:: Your goal ::
Go through the material line by line and copy each one with the word "disabled".

:: Supplied records ::

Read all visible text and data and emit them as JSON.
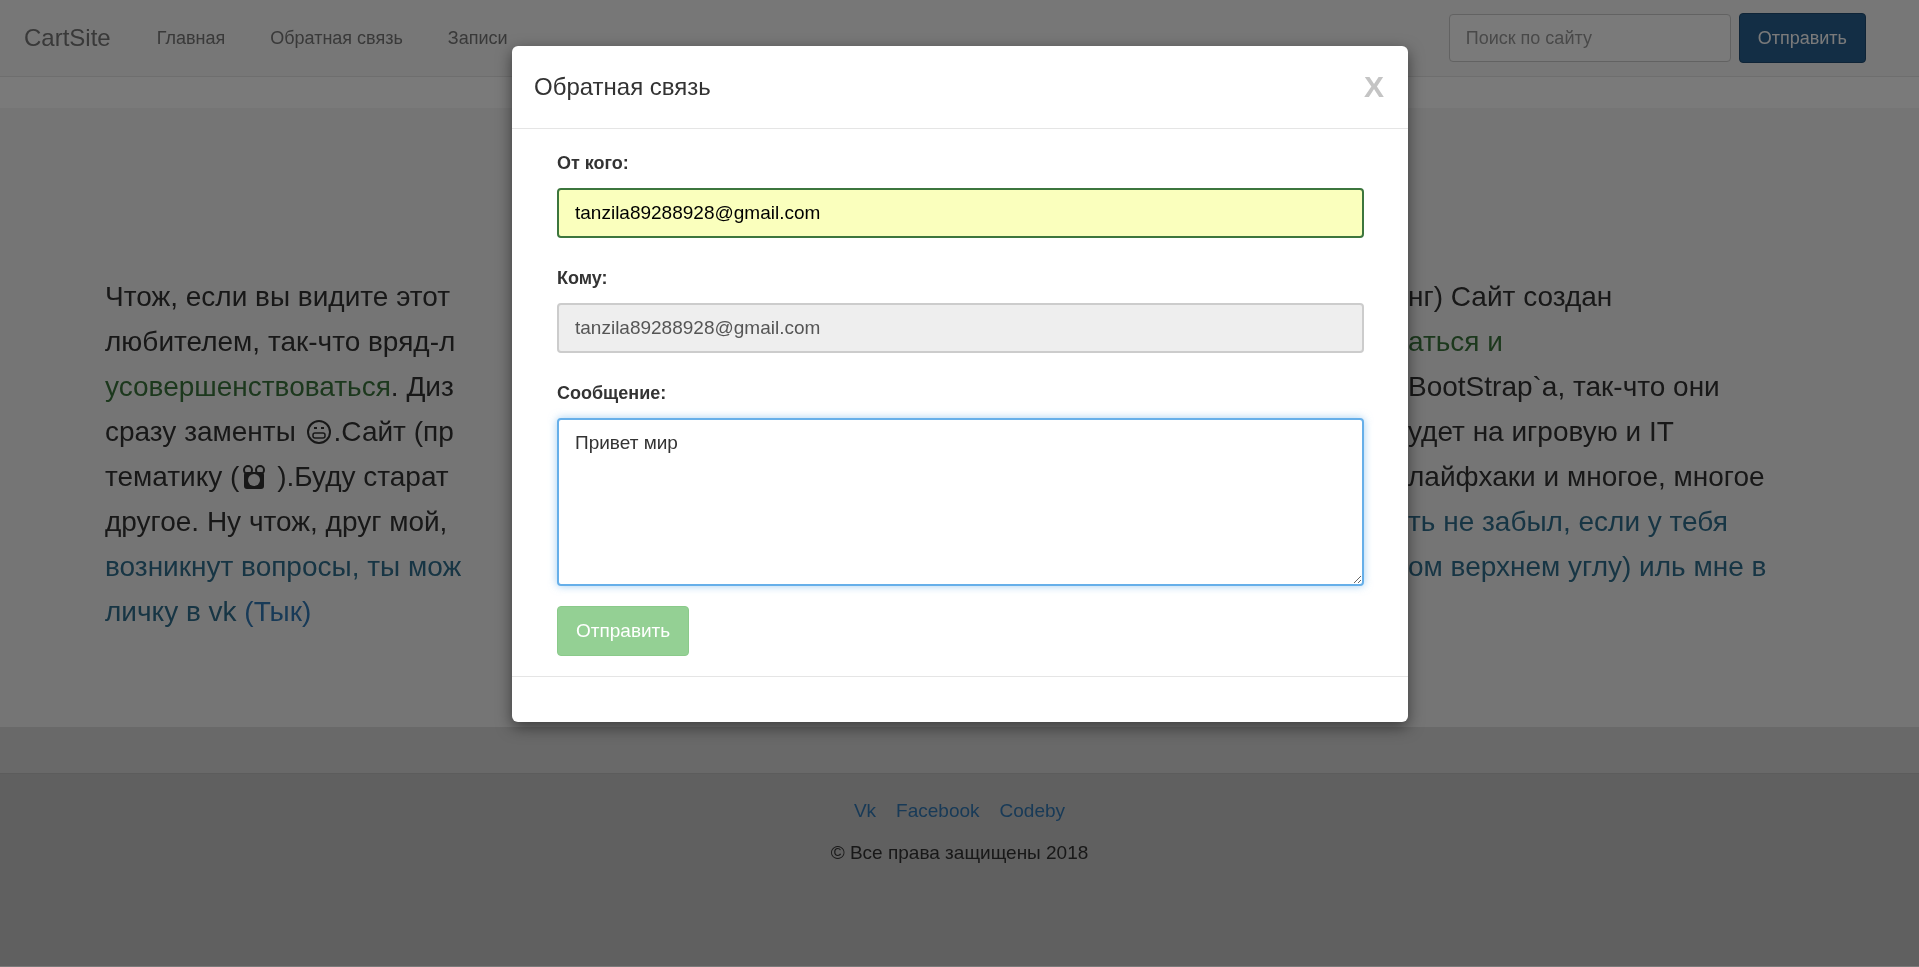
{
  "navbar": {
    "brand": "CartSite",
    "links": [
      "Главная",
      "Обратная связь",
      "Записи"
    ],
    "search": {
      "placeholder": "Поиск по сайту"
    },
    "button": "Отправить"
  },
  "article": {
    "lines": [
      {
        "left": [
          {
            "kind": "text",
            "text": "Чтож, если вы видите этот"
          }
        ],
        "right": [
          {
            "kind": "text",
            "text": "нг) Сайт создан"
          }
        ]
      },
      {
        "left": [
          {
            "kind": "text",
            "text": "любителем, так-что вряд-л"
          }
        ],
        "right": [
          {
            "kind": "success",
            "text": "аться и"
          }
        ]
      },
      {
        "left": [
          {
            "kind": "success",
            "text": "усовершенствоваться"
          },
          {
            "kind": "text",
            "text": ". Диз"
          }
        ],
        "right": [
          {
            "kind": "text",
            "text": "BootStrap`a, так-что они"
          }
        ]
      },
      {
        "left": [
          {
            "kind": "text",
            "text": "сразу заменты "
          },
          {
            "kind": "grin"
          },
          {
            "kind": "text",
            "text": ".Сайт (пр"
          }
        ],
        "right": [
          {
            "kind": "text",
            "text": "удет на игровую и IT"
          }
        ]
      },
      {
        "left": [
          {
            "kind": "text",
            "text": "тематику ("
          },
          {
            "kind": "hands"
          },
          {
            "kind": "text",
            "text": " ).Буду старат"
          }
        ],
        "right": [
          {
            "kind": "text",
            "text": "лайфхаки и многое, многое"
          }
        ]
      },
      {
        "left": [
          {
            "kind": "text",
            "text": "другое. Ну чтож, друг мой,"
          }
        ],
        "right": [
          {
            "kind": "info",
            "text": "ть не забыл, если у тебя"
          }
        ]
      },
      {
        "left": [
          {
            "kind": "info",
            "text": "возникнут вопросы, ты мож"
          }
        ],
        "right": [
          {
            "kind": "info",
            "text": "ом верхнем углу) иль мне в"
          }
        ]
      },
      {
        "left": [
          {
            "kind": "info",
            "text": "личку в vk "
          },
          {
            "kind": "link",
            "text": "(Тык)"
          }
        ]
      }
    ]
  },
  "modal": {
    "title": "Обратная связь",
    "close": "X",
    "fields": [
      {
        "kind": "input",
        "label": "От кого:",
        "value": "tanzila89288928@gmail.com",
        "autofilled": true,
        "disabled": false,
        "focused": false
      },
      {
        "kind": "input",
        "label": "Кому:",
        "value": "tanzila89288928@gmail.com",
        "autofilled": false,
        "disabled": true,
        "focused": false
      },
      {
        "kind": "textarea",
        "label": "Сообщение:",
        "value": "Привет мир",
        "autofilled": false,
        "disabled": false,
        "focused": true
      }
    ],
    "submit": {
      "label": "Отправить",
      "disabled": true
    }
  },
  "footer": {
    "links": [
      "Vk",
      "Facebook",
      "Codeby"
    ],
    "copyright": "© Все права защищены 2018"
  }
}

:: Solution below ::
        "disabled": false,
        "disabled": true,
        "disabled": false,
      "disabled": true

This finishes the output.